Vapouround magazine Special Issue 01 - Page 74

F E AT U R E youth market – indeed, we hope that is the headline when these regulations are announced. These are statements directly from an Editorial article by Star-Ledger titled, FDA’s prime directive: Keep e-cigarettes from kids. When asking the U.S. based Company, World’s Finest Vapors, about this controversy they said:

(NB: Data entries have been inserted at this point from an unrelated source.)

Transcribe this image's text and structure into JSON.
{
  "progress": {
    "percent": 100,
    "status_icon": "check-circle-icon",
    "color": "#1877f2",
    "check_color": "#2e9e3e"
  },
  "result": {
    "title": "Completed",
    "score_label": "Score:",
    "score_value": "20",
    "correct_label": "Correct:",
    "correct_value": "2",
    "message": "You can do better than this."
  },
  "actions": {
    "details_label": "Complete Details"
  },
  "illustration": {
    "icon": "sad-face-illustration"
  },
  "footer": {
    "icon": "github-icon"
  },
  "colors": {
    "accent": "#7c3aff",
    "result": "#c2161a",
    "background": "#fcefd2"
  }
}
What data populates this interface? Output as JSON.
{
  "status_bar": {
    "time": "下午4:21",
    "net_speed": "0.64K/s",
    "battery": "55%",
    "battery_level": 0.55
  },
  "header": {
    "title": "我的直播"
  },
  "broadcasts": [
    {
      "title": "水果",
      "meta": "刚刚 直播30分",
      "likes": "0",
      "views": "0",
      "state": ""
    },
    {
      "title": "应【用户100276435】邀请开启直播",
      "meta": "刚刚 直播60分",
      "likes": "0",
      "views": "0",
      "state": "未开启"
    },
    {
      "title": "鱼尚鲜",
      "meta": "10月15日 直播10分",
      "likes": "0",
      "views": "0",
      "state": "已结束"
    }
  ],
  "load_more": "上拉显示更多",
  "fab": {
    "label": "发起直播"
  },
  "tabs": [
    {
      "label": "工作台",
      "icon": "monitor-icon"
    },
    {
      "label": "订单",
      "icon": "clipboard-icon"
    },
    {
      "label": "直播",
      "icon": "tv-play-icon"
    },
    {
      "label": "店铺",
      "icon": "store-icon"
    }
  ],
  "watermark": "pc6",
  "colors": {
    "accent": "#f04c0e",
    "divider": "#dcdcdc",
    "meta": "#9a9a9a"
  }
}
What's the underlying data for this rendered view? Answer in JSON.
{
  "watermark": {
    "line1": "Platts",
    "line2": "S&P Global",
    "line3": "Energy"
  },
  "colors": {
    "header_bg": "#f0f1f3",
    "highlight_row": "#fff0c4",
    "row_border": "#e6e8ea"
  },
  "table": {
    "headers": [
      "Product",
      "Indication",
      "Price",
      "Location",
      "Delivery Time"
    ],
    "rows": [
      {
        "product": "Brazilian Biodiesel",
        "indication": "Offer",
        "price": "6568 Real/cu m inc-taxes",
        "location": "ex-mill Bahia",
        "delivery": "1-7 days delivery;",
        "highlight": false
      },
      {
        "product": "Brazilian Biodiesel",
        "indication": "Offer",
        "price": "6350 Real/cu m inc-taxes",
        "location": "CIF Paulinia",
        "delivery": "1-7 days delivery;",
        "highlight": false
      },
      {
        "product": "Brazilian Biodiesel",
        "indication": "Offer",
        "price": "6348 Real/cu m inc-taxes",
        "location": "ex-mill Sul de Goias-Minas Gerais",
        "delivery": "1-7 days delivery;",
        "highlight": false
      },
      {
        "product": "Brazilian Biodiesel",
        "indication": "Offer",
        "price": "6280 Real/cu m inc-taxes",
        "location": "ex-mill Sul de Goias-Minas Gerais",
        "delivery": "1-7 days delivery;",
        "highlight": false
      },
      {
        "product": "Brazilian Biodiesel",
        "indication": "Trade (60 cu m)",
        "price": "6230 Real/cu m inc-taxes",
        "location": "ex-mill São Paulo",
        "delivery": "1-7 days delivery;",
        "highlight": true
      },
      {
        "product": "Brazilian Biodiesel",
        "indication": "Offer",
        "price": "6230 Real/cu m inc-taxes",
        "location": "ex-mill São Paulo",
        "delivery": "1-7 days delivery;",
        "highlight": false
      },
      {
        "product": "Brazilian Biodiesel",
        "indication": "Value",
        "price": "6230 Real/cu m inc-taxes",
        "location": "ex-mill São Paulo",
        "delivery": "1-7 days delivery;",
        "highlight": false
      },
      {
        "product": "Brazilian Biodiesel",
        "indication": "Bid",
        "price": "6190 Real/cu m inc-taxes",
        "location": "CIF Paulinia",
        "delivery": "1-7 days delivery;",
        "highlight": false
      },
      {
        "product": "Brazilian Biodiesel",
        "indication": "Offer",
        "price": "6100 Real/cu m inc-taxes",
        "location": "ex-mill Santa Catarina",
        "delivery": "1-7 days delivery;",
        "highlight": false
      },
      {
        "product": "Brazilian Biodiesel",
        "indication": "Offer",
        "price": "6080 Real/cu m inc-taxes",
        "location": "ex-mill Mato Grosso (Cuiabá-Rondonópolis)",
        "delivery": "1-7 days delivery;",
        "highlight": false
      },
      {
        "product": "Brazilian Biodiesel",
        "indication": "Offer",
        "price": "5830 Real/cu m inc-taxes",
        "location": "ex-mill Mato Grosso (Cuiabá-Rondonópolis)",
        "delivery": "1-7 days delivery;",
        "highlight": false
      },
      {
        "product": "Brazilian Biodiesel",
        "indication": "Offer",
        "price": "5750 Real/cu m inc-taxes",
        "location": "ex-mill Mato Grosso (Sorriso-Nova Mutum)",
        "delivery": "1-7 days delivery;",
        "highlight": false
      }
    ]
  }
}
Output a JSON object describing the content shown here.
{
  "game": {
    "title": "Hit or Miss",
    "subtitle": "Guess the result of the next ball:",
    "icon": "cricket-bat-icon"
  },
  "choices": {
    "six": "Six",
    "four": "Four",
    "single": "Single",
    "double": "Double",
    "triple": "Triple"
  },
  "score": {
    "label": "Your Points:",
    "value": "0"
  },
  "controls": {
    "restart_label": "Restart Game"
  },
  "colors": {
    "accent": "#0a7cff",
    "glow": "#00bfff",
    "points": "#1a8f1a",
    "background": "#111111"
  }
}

“A good product will sell itself with no games or gimmicks. If more money is spent on the packaging rather than the product itself, a customer may simply be left disappointed.” World’s Finest Vapors continues by stating, “As Wild as the Old West things may seem, there are in fact rules that govern product labeling. Every State mandates different requirements and there is a tremendous amount of information available at the FDA. Legal Entities have been in place to help prevent fraud, deception and other unfair business practices, such as the Federal Trade Commission (FTC).” Considering this World’s Finest Vapors proceeds, saying “The FTC can even fine violators heavily, however, it is currently mostly an honor system. Due to manpower and other issues that prevent them from seeking out violators, the best they can really do is encourage manufacturers to do the right thing. It’s our job as leaders to function in the capacity of Ambassadors to this industry as a whole. Until consumers are fully educated about the type of products on the market, and are able to make accurate decisions regarding the choices available - honor, integrity and most importantly consumer safety should be at the forefront of our thoughts” (Worlds Finest Vapors, Est. 2009). It is undeniable that Vaping advocates all agree that responsibility and accountability are prerequisites when developing, labeling that is consistent with a more professional standard that does not appeal to children or teenagers. Vape advocates preach that we must force companies who attract children with their labeling and packaging to stop what they’re doing immediately and rethink their approach to marketing their products. Vaping Advocate in the VapersArmy advocacy group, Dave Freeman, says, “Cartoon marketing is a sad attempt at nostalgia, while it may not be appealing to all kids even one is too many and as vapers we need to speak with our money and not support companies Unacceptable, Irresponsible Labeling 68 VAPOUROUND MAGAZINE USA “Until consumers are fully educated about the type of products on the market, and are able to make accurate decisions regarding the choices available - honor, integrit y and most importantly consumer safety should be at the forefront of our thoughts” who take part in this activity.” Another issue with the irresponsible labeling of e-liquids is that the flaws of the industry are often pounced upon by its critics. For instance, in an article by the Star-Ledger Editorial Board, Stop Corrupting Kids with Flavored Vapes claims “ The use of e-cigarettes among middle and high school students tripled from 2013 to 2014 alone.” This article is obviously anti-anything Vape-related. Stop Corrupting Kids with Flavored Vapes says, “How has it proliferated? Consider that advertising for e-cigarettes reaches 70 percent of these students. That’s 18 million young people who see these ads - in stores, magazines, online, on TV – and who believe that vaping is a healthy alternative to tobacco.” After they write that last snarky remark about believing that Vaping is a healthier alternative to tobacco, what comes next is one of the most oddly expressed, poorly thought-out, borderline delusional, slightly offensive and completely illogical analogies I’ve ever come across. What becomes one of the most illogical analogies ever used is states that people believing electronic-cigarettes are healthier than traditional cigarettes “is like saying it’s safer to inhale the exhaust fumes of a hybrid vehicle than that of a diesel truck.” Well then, clearly this article has some rather strangely-worded and extremely illegitimate analogies. I guess I understand where they are coming from in regards to technology and change, but seriously, is there a need for such an exaggerated analogy? It’s not exactly in the field of accuracy. To heighten his dismissive depiction of the Vaping industry, the writer states, “If that sounds cynical, consider that half the global vaping market, a $7 billion industry, is owned by Big Tobacco. Those guys aren’t known for transparency.” About the Writer : Tony Ottomanelli graduated from DePaul University in Chicago with a Master’s Degree in Sociology. He also has a Bachelor of Arts Degree from Wittenberg University where he majored in Sociology and minored in Psychology. Ottomanelli taught Sociology courses at Owens Community College in Ohio while coaching Boy’s Basketball at the High School level. Tony Ottomanelli currently resides in Denver, Colorado where he pursues opportunities in Sociology and Writing. Not to mention, he is in the pre production stages of making a short documentary about how much Vaping helps change lives for the better, in which the Kilm will be titled “Who Are The Vapers?” Tony is a member of CASAA & the advocacy group VAPERSArmy. Email him Questions or Commnts: